Subsequent to Justice Katju's explosive revelations over the executive interference on judicial appointments, the Central Govt.seems more keen than ever to bring about a constitutional amendment in order to broaden the criteria and process for selection of judges to the High Courts as well as the Supreme Court. Amendments to Articles 124(2) and 217(1), both of which seek to entrust the appointment of judges to the SC and HC through a consultation with senior most members of the judiciary, are proposed to be made in order to revoke the judge-appointing-judge system.

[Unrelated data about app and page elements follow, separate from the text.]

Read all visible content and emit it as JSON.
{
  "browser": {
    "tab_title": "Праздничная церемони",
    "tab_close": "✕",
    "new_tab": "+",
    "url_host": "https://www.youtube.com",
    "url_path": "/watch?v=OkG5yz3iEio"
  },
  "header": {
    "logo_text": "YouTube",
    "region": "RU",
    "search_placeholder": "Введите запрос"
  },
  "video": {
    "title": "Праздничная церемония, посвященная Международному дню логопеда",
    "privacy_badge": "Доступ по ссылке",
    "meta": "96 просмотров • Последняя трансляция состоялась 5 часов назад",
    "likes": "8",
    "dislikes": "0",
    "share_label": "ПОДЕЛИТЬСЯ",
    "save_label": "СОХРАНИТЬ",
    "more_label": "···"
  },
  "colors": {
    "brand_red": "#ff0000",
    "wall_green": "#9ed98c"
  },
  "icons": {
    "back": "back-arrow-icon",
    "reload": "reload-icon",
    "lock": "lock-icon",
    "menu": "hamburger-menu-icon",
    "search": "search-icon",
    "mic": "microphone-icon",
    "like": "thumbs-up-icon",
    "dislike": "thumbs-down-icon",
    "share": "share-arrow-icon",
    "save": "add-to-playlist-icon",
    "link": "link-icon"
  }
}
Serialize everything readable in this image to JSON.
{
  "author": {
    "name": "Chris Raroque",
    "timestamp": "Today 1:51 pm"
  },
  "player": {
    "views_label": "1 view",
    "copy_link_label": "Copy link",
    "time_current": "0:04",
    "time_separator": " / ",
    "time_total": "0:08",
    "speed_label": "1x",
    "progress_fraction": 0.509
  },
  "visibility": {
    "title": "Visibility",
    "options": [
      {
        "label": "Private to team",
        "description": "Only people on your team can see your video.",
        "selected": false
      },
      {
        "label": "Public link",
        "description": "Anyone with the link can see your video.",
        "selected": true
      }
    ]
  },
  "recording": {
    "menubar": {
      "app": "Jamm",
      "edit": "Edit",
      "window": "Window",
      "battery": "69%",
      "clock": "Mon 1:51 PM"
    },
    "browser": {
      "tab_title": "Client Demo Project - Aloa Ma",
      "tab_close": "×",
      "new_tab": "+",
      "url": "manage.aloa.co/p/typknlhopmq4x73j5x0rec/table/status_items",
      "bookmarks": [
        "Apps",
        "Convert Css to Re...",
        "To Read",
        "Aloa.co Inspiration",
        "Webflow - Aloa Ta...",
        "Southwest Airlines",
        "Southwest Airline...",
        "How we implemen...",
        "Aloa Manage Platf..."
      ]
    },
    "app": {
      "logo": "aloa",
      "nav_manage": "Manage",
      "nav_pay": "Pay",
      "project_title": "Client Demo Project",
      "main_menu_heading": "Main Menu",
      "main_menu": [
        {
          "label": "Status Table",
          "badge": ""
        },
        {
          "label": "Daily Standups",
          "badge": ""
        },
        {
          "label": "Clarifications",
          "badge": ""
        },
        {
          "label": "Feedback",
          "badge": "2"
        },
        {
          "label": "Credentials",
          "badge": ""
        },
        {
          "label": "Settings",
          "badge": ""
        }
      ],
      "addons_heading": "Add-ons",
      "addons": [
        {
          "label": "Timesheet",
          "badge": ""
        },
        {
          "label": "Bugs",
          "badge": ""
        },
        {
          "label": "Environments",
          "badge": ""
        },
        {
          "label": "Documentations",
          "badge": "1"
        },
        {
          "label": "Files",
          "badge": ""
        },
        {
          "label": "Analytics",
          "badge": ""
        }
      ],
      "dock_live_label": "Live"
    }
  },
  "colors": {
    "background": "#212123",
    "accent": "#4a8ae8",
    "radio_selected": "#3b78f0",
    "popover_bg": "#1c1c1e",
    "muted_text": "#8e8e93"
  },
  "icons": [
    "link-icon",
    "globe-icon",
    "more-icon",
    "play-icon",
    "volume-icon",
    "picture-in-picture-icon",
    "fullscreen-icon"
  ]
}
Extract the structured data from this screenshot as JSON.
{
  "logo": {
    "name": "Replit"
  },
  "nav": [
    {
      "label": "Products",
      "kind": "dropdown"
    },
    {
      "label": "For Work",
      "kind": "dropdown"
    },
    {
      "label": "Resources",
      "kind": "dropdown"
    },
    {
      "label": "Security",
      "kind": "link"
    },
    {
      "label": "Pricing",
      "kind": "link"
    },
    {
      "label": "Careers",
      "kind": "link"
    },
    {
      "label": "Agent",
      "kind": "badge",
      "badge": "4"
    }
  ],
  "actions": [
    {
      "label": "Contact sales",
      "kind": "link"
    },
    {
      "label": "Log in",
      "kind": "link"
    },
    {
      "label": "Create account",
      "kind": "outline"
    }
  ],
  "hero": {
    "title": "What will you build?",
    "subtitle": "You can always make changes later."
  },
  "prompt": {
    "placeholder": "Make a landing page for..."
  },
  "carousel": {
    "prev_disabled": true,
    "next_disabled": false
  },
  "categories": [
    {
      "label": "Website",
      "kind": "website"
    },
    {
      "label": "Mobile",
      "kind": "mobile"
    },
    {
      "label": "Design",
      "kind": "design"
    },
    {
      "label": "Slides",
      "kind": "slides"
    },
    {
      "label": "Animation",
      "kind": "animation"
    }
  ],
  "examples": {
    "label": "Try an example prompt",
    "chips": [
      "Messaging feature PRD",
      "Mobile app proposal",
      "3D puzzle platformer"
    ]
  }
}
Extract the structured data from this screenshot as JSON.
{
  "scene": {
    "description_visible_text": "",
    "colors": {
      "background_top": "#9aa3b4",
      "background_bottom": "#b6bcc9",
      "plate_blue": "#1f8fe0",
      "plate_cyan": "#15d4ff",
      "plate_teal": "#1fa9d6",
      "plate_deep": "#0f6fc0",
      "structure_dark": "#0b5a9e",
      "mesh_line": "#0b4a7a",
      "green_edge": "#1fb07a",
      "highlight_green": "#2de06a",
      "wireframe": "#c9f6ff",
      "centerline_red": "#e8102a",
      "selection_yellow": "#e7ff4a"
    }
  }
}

The Central Govt is seeking the constitutional amendment path for a two fold purpose- not only will it clear up the ambiguity in the constitutional provisions regarding appointment of judges and chalk out a specific route for their selection, it would also be a fortified option as opposed to a law regarding appointment of judges which may run the risk of getting struck down by the Apex Court.
The CJI headed collegium system has off late been under intense scrutiny and former members of the judiciary themselves have come out to openly criticise the system which was entirely evolved through landmark judgments handed out by the Apex Court through the 1990s. Though the move to inject reasonable executive interference in the judiciary was initiated by the UPA government, the BJP has unequivocally supported the said Judicial Appointments Committee Bill in order to bring about transparency of appointment. The JAC Bill 2013 proposes a six member panel comprising of two judges, the law minister and two eminent citizens which would be headed by the Chief Justice of India. The Bill further provides for selection of eminent citizens through yet another high-level committee comprising of the Prime Minister, the CJI as well as the Leader of Opposition in Lok Sabha.
The government has also sought suggestions and opinions from political parties across the country inviting their comments and views over the appointments made in the higher judiciary and setting up of a judicial appointment commission to facilitate the same. Law Minister Mr. Ravi Shankar Prasad had earlier indicated that the Govt.wished to rework upon the UPA govt's constitutional amendment bill and thereby involve the executive in the appointment of judges. The Centre has indicated from time to time on how it was desirous of setting up a National Judicial Commission comprising of both the executive as well as judicial members, with weightage to the latter in order to not deprive the Commission from the component of judicial acumen and expertise needed to appoint meritorious individuals in the top constitutional posts of the country.